_Task statement:_ The entries follow. Copy every line in which "отбора" appears.

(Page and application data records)
==================================================

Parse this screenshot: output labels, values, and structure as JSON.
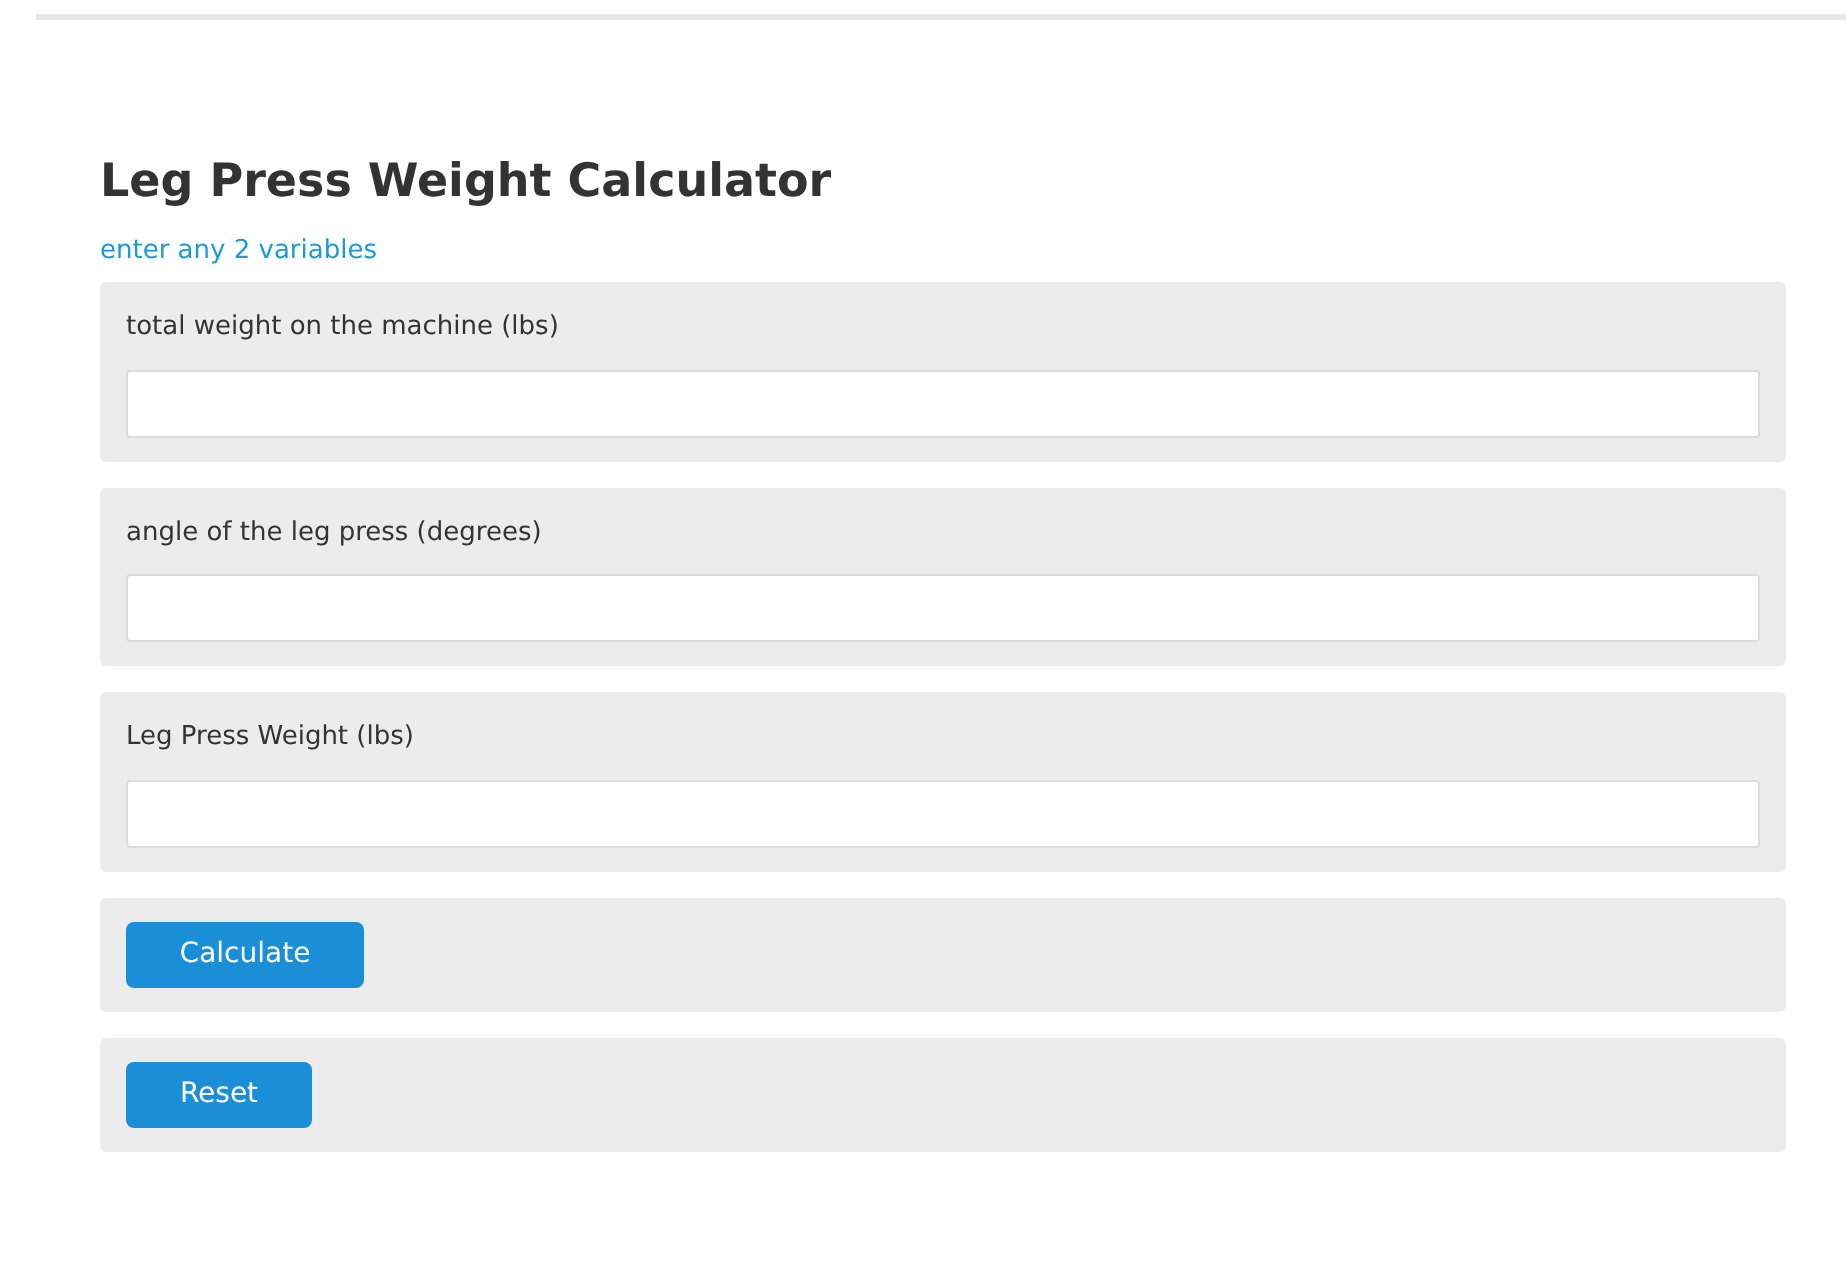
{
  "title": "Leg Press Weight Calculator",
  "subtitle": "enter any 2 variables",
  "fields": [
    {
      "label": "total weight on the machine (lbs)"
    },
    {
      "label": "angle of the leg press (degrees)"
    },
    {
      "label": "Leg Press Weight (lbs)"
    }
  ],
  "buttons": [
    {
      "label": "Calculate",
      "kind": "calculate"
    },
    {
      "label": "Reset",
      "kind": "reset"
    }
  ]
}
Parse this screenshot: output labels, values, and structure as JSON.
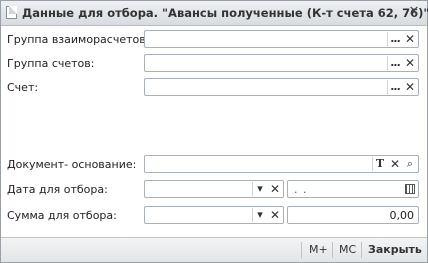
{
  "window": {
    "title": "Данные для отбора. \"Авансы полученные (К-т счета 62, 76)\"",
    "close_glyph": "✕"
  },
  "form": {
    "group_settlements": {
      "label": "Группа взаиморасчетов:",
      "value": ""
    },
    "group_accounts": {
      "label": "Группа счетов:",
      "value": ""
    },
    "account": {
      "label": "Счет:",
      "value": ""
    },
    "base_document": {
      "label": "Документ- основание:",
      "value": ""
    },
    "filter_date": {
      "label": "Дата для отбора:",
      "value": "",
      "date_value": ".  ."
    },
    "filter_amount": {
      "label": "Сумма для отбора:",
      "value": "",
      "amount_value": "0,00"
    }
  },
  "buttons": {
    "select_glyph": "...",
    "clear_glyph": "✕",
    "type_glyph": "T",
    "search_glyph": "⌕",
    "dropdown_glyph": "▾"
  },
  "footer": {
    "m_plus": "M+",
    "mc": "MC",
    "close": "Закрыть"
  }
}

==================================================

_Answer to the exercise:_
    "title": "Данные для отбора. \"Авансы полученные (К-т счета 62, 76)\"",
      "label": "Дата для отбора:",
      "label": "Сумма для отбора:",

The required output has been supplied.